» **REQUIREMENT**: A verbatim copy of all entries is the expected output.

Saved entries:
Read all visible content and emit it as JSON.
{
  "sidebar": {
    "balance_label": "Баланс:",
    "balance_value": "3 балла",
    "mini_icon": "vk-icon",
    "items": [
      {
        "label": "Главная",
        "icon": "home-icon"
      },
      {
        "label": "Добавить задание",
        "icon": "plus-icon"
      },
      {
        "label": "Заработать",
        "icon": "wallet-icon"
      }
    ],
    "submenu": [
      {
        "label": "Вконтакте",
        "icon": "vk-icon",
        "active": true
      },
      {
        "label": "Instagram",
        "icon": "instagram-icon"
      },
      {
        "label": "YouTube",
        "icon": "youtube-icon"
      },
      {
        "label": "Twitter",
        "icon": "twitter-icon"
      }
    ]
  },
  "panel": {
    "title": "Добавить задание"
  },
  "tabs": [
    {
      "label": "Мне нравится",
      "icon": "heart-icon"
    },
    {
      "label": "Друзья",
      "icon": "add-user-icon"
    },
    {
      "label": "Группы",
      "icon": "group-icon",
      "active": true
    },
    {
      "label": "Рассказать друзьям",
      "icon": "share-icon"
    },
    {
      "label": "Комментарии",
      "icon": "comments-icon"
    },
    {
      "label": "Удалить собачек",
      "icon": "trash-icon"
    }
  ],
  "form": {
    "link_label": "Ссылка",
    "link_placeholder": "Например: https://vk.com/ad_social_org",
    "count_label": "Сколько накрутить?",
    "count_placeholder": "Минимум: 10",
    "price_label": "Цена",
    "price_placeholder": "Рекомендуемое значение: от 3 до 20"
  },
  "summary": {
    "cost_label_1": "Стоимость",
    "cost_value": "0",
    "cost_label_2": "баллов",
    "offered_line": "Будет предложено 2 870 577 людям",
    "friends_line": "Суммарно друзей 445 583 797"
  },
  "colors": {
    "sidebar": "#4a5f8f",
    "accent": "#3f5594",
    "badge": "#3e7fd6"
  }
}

» **WRITTEN REPLY**:
Read all visible content and emit it as JSON.
{
  "sidebar": {
    "balance_label": "Баланс:",
    "balance_value": "3 балла",
    "mini_icon": "vk-icon",
    "items": [
      {
        "label": "Главная",
        "icon": "home-icon"
      },
      {
        "label": "Добавить задание",
        "icon": "plus-icon"
      },
      {
        "label": "Заработать",
        "icon": "wallet-icon"
      }
    ],
    "submenu": [
      {
        "label": "Вконтакте",
        "icon": "vk-icon",
        "active": true
      },
      {
        "label": "Instagram",
        "icon": "instagram-icon"
      },
      {
        "label": "YouTube",
        "icon": "youtube-icon"
      },
      {
        "label": "Twitter",
        "icon": "twitter-icon"
      }
    ]
  },
  "panel": {
    "title": "Добавить задание"
  },
  "tabs": [
    {
      "label": "Мне нравится",
      "icon": "heart-icon"
    },
    {
      "label": "Друзья",
      "icon": "add-user-icon"
    },
    {
      "label": "Группы",
      "icon": "group-icon",
      "active": true
    },
    {
      "label": "Рассказать друзьям",
      "icon": "share-icon"
    },
    {
      "label": "Комментарии",
      "icon": "comments-icon"
    },
    {
      "label": "Удалить собачек",
      "icon": "trash-icon"
    }
  ],
  "form": {
    "link_label": "Ссылка",
    "link_placeholder": "Например: https://vk.com/ad_social_org",
    "count_label": "Сколько накрутить?",
    "count_placeholder": "Минимум: 10",
    "price_label": "Цена",
    "price_placeholder": "Рекомендуемое значение: от 3 до 20"
  },
  "summary": {
    "cost_label_1": "Стоимость",
    "cost_value": "0",
    "cost_label_2": "баллов",
    "offered_line": "Будет предложено 2 870 577 людям",
    "friends_line": "Суммарно друзей 445 583 797"
  },
  "colors": {
    "sidebar": "#4a5f8f",
    "accent": "#3f5594",
    "badge": "#3e7fd6"
  }
}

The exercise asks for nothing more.